Accession Number : AD1040639


Title :   THE DAMAGING EFFECTS OF ALCOHOL: CHRONIC AND PATTERN ALCOHOL USE EXPLAIN WHY SEXUAL ASSAULT FIGURES HAVE NOT SIGNIFICANTLY DROPPED IN THE UNITED STATES MILITARY


Descriptive Note : Technical Report


Corporate Author : AIR COMMAND AND STAFF COLLEGE, DISTANCE LEARNING, AIR UNIVERSITY MAXWELL AFB United States


Personal Author(s) : Fredericks-Lenhart,Martie


Full Text : https://apps.dtic.mil/dtic/tr/fulltext/u2/1040639.pdf


Report Date : 01 Oct 2015


Pagination or Media Count : 40

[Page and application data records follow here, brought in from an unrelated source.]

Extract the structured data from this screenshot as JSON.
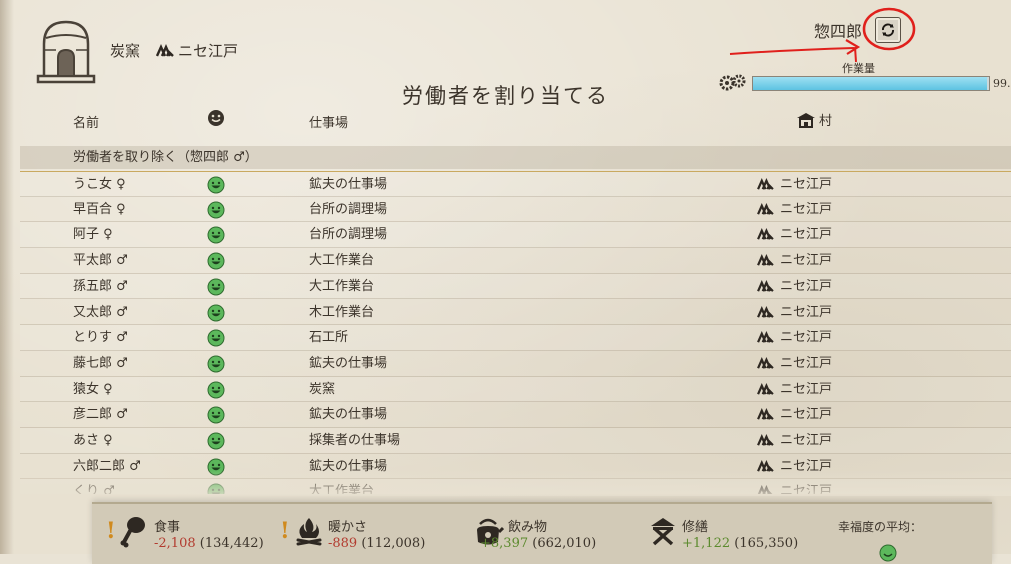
{
  "header": {
    "building_name": "炭窯",
    "village_name": "ニセ江戸",
    "worker_name": "惣四郎",
    "swap_icon": "swap-arrows-icon",
    "workload_label": "作業量",
    "workload_value": "99.",
    "workload_fraction": 0.99
  },
  "title": "労働者を割り当てる",
  "columns": {
    "name": "名前",
    "workplace": "仕事場",
    "village": "村"
  },
  "remove_row_label": "労働者を取り除く（惣四郎 ♂）",
  "rows": [
    {
      "name": "うこ女 ♀",
      "workplace": "鉱夫の仕事場",
      "village": "ニセ江戸"
    },
    {
      "name": "早百合 ♀",
      "workplace": "台所の調理場",
      "village": "ニセ江戸"
    },
    {
      "name": "阿子 ♀",
      "workplace": "台所の調理場",
      "village": "ニセ江戸"
    },
    {
      "name": "平太郎 ♂",
      "workplace": "大工作業台",
      "village": "ニセ江戸"
    },
    {
      "name": "孫五郎 ♂",
      "workplace": "大工作業台",
      "village": "ニセ江戸"
    },
    {
      "name": "又太郎 ♂",
      "workplace": "木工作業台",
      "village": "ニセ江戸"
    },
    {
      "name": "とりす ♂",
      "workplace": "石工所",
      "village": "ニセ江戸"
    },
    {
      "name": "藤七郎 ♂",
      "workplace": "鉱夫の仕事場",
      "village": "ニセ江戸"
    },
    {
      "name": "猿女 ♀",
      "workplace": "炭窯",
      "village": "ニセ江戸"
    },
    {
      "name": "彦二郎 ♂",
      "workplace": "鉱夫の仕事場",
      "village": "ニセ江戸"
    },
    {
      "name": "あさ ♀",
      "workplace": "採集者の仕事場",
      "village": "ニセ江戸"
    },
    {
      "name": "六郎二郎 ♂",
      "workplace": "鉱夫の仕事場",
      "village": "ニセ江戸"
    },
    {
      "name": "くり ♂",
      "workplace": "大工作業台",
      "village": "ニセ江戸"
    }
  ],
  "footer": {
    "food": {
      "label": "食事",
      "delta": "-2,108",
      "total": "(134,442)",
      "icon": "food-icon"
    },
    "warmth": {
      "label": "暖かさ",
      "delta": "-889",
      "total": "(112,008)",
      "icon": "fire-icon"
    },
    "drink": {
      "label": "飲み物",
      "delta": "+8,397",
      "total": "(662,010)",
      "icon": "kettle-icon"
    },
    "repair": {
      "label": "修繕",
      "delta": "+1,122",
      "total": "(165,350)",
      "icon": "repair-icon"
    },
    "happiness_label": "幸福度の平均："
  },
  "colors": {
    "negative": "#b23b2f",
    "positive": "#5c8a2e",
    "happy_face": "#5cb85c",
    "workload_bar": "#5ec3e2",
    "annotation": "#e0201c"
  }
}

Abstract : Sexual assaults in the U.S. military services are still occurring at high rates because a critical underlying factor has not been identified and targeted preventive measures have not been incorporated into current strategy. The purpose of this study was to evaluate facts and information to produce a total true picture of the underlying problem. In this study, current military policy and primary source information is reviewed and collated to determine the common denominators between chronic and pattern alcohol consumption, antisocial behaviors and sexual assault. Results indicate recent discoveries in the field of neuroscience have proven chronic pattern and binge consumption of alcohol causes vast neurological damage affecting executive/cognitive functions, emotional regulation, and behavior. (footnote 1) Neurological damage caused by chronic and binge alcohol consumption is a primary causative factor in antisocial behaviors related to sexual assault. The recommended way ahead for the DoD is to fund an outside scholarly source to produce an educational plan covering the damaging effects of alcohol as it relates to neurological damage, antisocial behavior and sexual assault. It is also recommended that this educational plan be handed off to a newly created a joint integrated process team between the Joint Sexual Assault Prevention (SAPR) and Alcohol and Drug Abuse Prevention (ADAPT) programs. Leaders will then be able to carve out implementation policy and tools for commanders to utilize at all levels of service. Finally, senior leaders overseeing the SAPR program are urged to include an alcohol involvement perimeter within reporting procedures. This will create a measureable data point to demonstrate changes in the number of sexual assaults once programmatic changes have been made.


Descriptors :   sexual assault , crime , training , department of defense , human behavior , Alcohol consumption , Alcoholism , Education , military personnel , Military forces (United States)


Subject Categories : Military Forces and Organizations
      Sociology and Law
      Psychology


Distribution Statement : APPROVED FOR PUBLIC RELEASE